As we slowly approach the 6 month mark, I have been preparing myself to jump into the world of baby food. The choices and options are endless! Doing research on feeding your baby their first solids makes my head spin!
Now I don't claim to be any kind of health nut. But I am health conscious. When our pediatrician gave us the green light to start rice cereal at 4 months, it didn't settle right with me. Rice doesn't offer any better nutrition for my baby than my breast milk, or of some nutritious whole foods. I know iron is important for breastfed babies, but I am confident we can find iron rich vegetables and meat to support those needs. I am choosing not to incorporate grains into Reese's diet for several months. And when I do, it will most likely be steel cut organic oats like Mama's.

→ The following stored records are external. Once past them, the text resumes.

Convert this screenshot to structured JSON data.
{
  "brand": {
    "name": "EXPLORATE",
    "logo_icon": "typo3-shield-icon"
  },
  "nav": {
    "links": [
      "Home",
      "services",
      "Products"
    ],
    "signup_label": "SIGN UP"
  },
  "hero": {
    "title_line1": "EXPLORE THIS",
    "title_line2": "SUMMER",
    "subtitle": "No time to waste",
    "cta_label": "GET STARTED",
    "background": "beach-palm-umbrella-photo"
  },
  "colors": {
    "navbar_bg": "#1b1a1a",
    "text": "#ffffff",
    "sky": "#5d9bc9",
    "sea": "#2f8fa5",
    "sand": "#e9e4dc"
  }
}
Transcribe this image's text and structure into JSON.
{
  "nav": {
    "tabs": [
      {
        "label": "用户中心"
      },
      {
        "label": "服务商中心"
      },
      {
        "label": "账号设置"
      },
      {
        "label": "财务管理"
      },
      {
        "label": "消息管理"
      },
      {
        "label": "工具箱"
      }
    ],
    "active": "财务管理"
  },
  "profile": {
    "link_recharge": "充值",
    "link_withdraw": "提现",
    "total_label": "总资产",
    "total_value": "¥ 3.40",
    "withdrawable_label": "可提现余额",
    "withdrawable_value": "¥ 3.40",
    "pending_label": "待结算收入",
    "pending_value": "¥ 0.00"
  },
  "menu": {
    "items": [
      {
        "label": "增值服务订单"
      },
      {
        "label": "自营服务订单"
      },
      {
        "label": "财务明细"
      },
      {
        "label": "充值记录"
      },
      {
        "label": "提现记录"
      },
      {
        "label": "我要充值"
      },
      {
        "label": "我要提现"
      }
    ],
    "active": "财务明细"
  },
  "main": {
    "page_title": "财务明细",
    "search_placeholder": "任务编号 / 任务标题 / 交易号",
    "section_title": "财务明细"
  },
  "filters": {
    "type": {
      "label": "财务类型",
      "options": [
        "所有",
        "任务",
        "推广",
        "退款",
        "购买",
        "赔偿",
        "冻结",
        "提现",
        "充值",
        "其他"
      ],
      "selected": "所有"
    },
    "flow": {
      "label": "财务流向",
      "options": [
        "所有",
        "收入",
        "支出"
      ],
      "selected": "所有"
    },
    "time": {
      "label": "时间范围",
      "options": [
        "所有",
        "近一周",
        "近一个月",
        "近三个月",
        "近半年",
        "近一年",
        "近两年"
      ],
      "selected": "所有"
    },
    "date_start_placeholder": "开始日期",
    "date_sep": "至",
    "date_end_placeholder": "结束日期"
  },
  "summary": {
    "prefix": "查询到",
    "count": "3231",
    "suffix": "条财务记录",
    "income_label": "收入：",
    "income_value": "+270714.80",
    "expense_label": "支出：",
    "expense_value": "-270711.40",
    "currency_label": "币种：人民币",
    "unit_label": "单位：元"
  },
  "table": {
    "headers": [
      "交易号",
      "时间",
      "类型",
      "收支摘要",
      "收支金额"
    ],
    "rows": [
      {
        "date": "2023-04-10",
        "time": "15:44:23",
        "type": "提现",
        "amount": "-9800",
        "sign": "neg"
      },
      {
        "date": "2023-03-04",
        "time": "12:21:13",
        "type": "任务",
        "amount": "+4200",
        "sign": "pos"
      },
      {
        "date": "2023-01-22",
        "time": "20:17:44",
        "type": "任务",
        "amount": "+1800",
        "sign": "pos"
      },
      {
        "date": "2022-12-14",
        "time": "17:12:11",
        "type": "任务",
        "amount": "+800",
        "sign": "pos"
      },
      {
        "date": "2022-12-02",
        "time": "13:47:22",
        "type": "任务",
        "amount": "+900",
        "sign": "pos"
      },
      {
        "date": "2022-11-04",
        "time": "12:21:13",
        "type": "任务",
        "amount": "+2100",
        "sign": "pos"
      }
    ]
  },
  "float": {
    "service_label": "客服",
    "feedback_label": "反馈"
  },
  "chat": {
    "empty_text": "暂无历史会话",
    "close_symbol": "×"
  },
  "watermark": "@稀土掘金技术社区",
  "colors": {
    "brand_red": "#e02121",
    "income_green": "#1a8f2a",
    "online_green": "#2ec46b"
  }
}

To buy or to make baby food, that is the question. I'm not a baby food snob, I promise. Well, I am, but I have found that there are a lot of great choices available for moms who don't have the time to slave over a stove and blender to prepare all of their baby's food. As a stay at home mom, I know I have the time to prepare her food, so that is the route I am choosing for baby food. I don't believe you need any special baby steamers or grinders. I am simply using a pot to steam, and a blender. Some 1 ounce cube trays for freezing and some ziploc bags.
With that said, my brand of choice would be Plum Organics or Earth's Best pouches among a few others. There are so many options. What it comes down to for me is simple, organic ingredients, and affordability. You can get a great deal on these on Amazon. I will be keeping a few pouches in the diaper bag for when we are on the go. And have you seen these Boon pouch spoons? Why can't I think of something like this and become a mom millionaire?
I strive to eat and prepare food that isn't processed. And I try to buy local and organic when I can. With that said, we have no organic grocery stores in our area. None. And for a small town surrounded by farms, none of them sell to the public. The nearest farmer's market is 40 minutes away. And the selection at the grocery store is limited a small corner of the produce section. So I have to make choices. I keep the dirty dozen list in mind and make them a priority when selecting organic produce.
But what food do you start with? Everyone has an opinion on this. I honestly believe in doing your own research and taking ideas and opinions as a grain of salt. Although bananas and avocado sounded delicious, I decided not to use these creamy fruits as first foods. Here is how I decided where to start.
I knew I wanted to start with vegetables. Fruit is sweet and I didn't want Reese to come to expect that taste all the time. I wanted to choose in-season vegetables that would be full of fiber and easy to digest. (Although avocados are my favorite, their creamy consistency can make babies mucousy).
With lots of delicious summer vegetables and fruits to choose from, I decided to start with sweet potato, carrots, squash, peas and green beans. We will explore some fruits this summer too. Pears, peaches, plums, and apples are a great place to start. I also don't see a problem letting her suck on a big piece of well done grass-fed steak. It's great iron after all. As always, it's recommended to wait 4-5 days before incorporating a new food into a baby's diet to rule out any allergies or reactions.
Reese's exclusively breastfed belly has a virgin gut, so we will be taking these new foods nice and slow. After all, the rule of thumb is, "Food before 1 is just for fun". I love breastfeeding and intend on breastmilk being her main source of nutrition until she closer to a year old. It's important for babies to stay hydrated when starting solids, so it's important to nurse before or after a feeding or offer babies an ounce or two of water from a sippy cup. (Infants should not be given much water, over hydrating can be very dangerous, there's plenty of water in breast milk anyway.)
This is a new and exciting adventure and I will be sharing how it's going over the next few weeks. Until then, we have already found one thing we know she loves... sucking on a cold watermelon rind for those sore teething gums. We literally had to pry it out of her hands!
Whoelsome Baby Food: great source of nutritional information on all veggies and fruits, tips on how to prepare and store them, charts and schedules for first foods
New Rules for Feeding Baby: great article on how trends have changed, encourages you to allow your baby to experiment with different tastes, textures, etc. Advice on how to raise unpicky eaters.
Baby Led Weaning: allowing baby to be in the driver's seat on their feeding, allowing them to feed themselves and make selections based on taste.